== Data for analysis

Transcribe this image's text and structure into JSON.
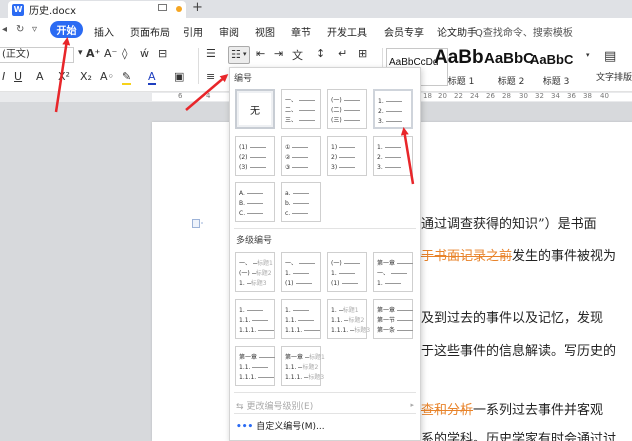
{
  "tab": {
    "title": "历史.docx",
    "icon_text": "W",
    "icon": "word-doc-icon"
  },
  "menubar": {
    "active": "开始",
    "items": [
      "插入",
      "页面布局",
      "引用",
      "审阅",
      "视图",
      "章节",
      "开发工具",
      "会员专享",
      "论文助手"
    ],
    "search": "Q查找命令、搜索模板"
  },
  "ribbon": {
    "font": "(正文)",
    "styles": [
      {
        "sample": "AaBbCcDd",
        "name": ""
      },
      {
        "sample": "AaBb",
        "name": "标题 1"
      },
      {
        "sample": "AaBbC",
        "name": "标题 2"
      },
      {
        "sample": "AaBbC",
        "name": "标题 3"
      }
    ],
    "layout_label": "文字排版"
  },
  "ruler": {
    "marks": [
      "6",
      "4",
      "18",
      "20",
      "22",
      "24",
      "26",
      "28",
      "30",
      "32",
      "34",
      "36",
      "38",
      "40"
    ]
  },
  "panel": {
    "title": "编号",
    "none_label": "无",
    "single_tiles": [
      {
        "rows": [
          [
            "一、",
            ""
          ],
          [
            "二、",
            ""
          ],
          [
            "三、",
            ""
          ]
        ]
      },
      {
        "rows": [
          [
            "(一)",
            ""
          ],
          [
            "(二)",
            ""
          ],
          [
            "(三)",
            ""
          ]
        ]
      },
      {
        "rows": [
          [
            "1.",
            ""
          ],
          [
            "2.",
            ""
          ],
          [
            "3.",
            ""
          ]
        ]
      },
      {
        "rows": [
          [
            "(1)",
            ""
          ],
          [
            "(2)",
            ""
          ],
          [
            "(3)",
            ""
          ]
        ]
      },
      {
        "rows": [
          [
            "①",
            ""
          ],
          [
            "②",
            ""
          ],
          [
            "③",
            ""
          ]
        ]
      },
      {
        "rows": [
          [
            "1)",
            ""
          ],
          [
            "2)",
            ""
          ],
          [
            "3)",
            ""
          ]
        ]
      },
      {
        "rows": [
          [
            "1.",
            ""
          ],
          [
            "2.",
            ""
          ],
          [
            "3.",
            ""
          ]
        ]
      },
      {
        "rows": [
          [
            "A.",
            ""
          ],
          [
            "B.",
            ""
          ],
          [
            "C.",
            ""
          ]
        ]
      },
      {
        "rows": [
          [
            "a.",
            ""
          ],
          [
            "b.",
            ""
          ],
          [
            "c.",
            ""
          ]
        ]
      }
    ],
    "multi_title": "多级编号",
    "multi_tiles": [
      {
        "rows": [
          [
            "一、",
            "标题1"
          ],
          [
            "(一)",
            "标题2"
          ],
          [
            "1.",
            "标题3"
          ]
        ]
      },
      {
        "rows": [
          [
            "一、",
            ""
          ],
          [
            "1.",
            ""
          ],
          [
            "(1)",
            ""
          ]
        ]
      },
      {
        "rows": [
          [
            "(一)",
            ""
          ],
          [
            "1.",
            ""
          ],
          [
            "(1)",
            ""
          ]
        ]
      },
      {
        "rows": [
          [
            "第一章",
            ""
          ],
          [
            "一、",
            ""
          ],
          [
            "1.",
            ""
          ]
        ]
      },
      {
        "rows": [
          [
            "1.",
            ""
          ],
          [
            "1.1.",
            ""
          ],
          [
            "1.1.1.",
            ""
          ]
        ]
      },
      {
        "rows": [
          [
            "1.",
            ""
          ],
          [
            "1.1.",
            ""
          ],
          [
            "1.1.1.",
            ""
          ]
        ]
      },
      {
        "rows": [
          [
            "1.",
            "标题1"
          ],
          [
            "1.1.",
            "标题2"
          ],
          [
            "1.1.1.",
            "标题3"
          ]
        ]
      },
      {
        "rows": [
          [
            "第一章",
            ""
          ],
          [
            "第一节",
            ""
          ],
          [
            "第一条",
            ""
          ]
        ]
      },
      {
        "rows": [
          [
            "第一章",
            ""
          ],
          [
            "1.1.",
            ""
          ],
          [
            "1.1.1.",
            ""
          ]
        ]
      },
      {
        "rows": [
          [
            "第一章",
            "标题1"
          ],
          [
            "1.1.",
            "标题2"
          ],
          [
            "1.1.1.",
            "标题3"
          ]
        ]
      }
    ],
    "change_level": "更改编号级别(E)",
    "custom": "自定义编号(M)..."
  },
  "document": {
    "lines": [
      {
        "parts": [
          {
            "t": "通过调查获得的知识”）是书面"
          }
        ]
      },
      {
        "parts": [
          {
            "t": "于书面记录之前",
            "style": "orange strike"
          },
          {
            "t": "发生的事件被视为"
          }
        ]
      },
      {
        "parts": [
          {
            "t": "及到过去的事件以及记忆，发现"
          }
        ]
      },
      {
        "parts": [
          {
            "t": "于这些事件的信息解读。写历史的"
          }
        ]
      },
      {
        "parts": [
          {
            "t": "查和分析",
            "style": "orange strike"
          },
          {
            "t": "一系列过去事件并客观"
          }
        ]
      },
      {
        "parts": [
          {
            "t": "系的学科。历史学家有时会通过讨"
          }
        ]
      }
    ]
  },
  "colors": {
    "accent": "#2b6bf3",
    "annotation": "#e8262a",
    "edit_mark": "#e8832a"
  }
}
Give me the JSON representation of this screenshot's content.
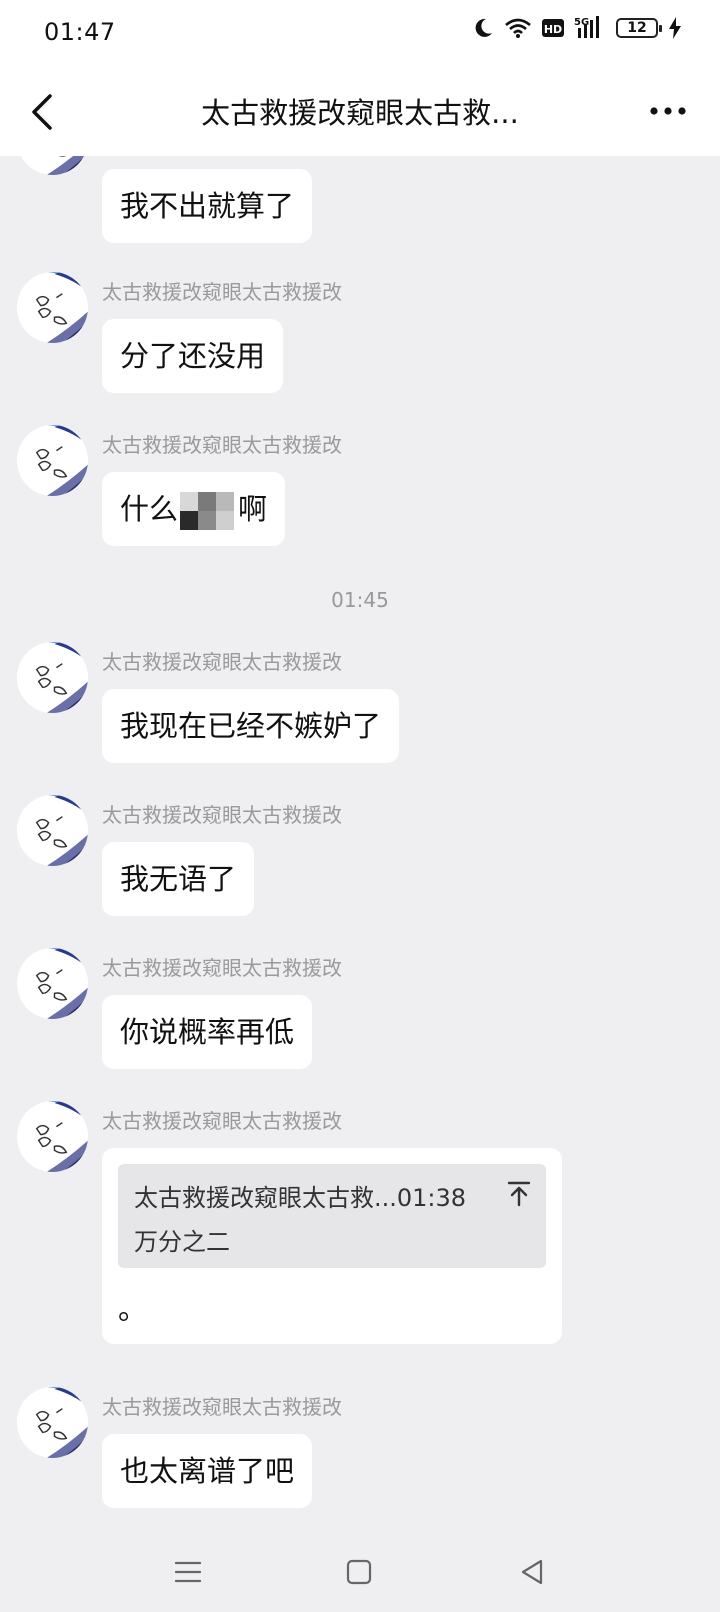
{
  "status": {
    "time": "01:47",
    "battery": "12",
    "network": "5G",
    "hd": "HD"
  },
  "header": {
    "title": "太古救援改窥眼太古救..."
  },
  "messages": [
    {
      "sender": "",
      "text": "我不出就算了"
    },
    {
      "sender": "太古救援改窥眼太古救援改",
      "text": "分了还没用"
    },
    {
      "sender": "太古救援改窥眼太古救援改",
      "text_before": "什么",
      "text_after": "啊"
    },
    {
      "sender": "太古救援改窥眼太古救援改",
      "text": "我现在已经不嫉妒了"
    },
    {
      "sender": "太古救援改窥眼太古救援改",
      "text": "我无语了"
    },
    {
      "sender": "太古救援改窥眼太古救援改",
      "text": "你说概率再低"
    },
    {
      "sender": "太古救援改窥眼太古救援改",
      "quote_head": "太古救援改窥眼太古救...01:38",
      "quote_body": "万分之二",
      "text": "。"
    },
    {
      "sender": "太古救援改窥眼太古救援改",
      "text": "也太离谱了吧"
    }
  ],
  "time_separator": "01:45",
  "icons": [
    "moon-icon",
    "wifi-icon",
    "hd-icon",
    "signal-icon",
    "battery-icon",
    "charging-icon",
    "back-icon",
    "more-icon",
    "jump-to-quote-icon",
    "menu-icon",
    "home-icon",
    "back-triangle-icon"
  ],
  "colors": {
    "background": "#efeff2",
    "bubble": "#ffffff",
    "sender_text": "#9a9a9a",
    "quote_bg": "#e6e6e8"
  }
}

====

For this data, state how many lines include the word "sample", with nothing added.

4